[[ EXCERPTED RECORDS, beginning ]]

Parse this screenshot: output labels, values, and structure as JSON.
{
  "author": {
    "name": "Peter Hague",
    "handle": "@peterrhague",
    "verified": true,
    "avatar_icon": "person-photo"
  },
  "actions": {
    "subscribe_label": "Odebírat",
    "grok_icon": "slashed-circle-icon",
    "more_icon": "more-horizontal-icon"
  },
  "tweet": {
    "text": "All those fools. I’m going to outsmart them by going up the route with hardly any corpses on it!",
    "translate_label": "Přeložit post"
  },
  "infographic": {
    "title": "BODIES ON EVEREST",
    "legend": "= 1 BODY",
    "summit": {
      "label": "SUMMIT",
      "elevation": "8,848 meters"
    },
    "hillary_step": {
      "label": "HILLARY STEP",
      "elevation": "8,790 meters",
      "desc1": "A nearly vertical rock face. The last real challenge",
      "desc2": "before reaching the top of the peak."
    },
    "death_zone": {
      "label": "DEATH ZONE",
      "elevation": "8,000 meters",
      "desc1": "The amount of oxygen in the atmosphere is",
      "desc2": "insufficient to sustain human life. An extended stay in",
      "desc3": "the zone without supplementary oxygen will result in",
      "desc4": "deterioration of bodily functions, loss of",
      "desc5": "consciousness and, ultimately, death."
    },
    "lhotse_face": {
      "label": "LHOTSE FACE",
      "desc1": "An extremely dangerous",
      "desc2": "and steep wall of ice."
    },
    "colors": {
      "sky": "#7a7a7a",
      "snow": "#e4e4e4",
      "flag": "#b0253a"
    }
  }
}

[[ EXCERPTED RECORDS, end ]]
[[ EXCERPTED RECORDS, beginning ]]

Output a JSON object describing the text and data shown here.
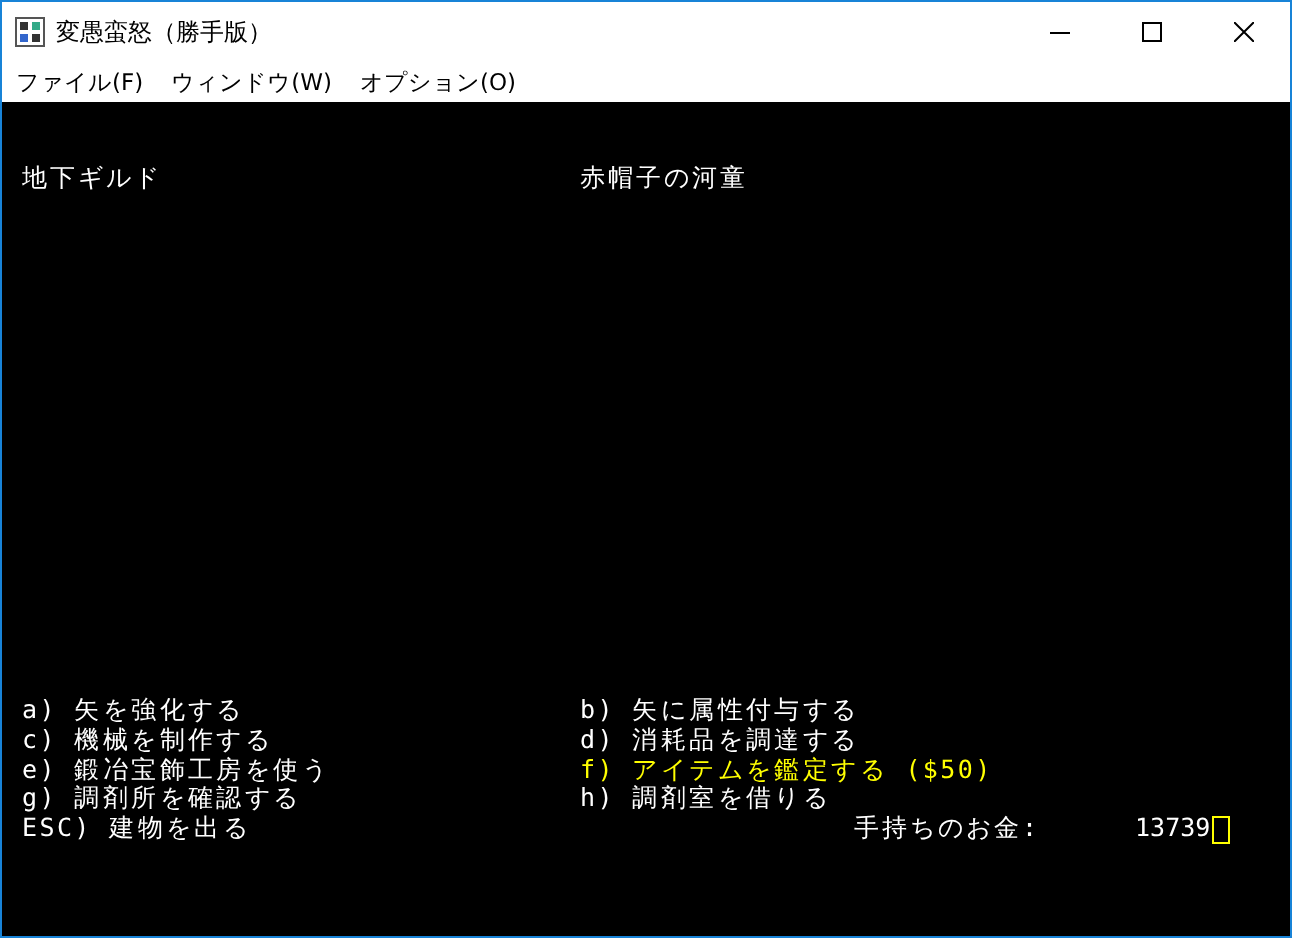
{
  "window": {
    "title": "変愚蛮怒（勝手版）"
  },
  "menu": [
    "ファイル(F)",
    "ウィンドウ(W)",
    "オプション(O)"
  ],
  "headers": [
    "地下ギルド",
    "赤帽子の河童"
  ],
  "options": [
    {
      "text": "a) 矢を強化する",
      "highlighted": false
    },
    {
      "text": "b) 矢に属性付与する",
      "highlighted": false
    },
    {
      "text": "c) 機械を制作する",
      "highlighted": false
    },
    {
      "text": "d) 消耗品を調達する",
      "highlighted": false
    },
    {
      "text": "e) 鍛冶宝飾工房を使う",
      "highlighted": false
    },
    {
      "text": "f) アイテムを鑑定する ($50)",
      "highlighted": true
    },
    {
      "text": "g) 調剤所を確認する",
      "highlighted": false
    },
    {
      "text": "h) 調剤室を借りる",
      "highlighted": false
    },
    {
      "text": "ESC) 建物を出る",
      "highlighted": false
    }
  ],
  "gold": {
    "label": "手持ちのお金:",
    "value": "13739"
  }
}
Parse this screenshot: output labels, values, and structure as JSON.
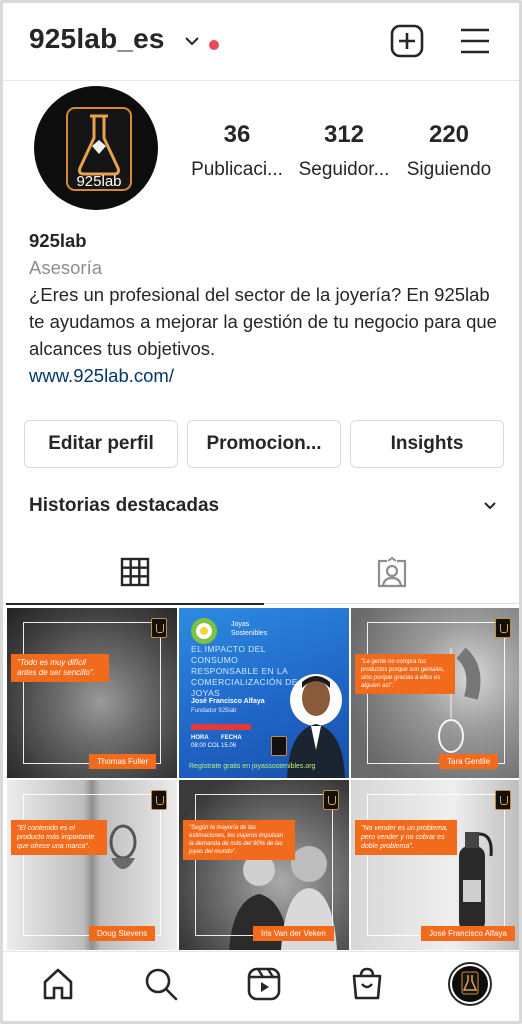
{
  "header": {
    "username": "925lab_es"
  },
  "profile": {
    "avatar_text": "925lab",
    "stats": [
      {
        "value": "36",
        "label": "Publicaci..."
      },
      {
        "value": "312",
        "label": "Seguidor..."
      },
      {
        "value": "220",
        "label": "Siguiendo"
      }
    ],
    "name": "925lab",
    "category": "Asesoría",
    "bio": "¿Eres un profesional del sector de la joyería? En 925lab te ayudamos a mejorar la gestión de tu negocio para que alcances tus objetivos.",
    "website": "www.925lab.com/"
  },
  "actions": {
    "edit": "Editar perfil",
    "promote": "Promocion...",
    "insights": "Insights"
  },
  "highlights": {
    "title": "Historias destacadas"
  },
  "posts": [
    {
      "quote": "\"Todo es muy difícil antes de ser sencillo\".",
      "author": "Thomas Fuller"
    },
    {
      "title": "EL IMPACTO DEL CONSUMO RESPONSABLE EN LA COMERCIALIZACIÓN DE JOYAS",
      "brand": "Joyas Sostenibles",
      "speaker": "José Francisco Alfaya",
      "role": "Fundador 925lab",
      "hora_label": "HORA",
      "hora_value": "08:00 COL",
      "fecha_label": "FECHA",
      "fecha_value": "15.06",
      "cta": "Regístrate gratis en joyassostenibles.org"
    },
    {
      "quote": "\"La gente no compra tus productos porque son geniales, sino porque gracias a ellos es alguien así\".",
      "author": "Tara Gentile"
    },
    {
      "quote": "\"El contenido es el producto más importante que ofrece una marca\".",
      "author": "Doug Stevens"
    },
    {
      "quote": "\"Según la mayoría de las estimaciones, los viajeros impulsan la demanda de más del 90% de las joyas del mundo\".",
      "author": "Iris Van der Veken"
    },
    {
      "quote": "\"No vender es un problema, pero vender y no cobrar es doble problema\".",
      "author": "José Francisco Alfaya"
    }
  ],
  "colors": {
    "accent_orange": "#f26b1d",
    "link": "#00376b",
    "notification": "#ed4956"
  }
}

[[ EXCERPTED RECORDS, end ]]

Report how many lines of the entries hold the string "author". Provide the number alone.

RESULT: 6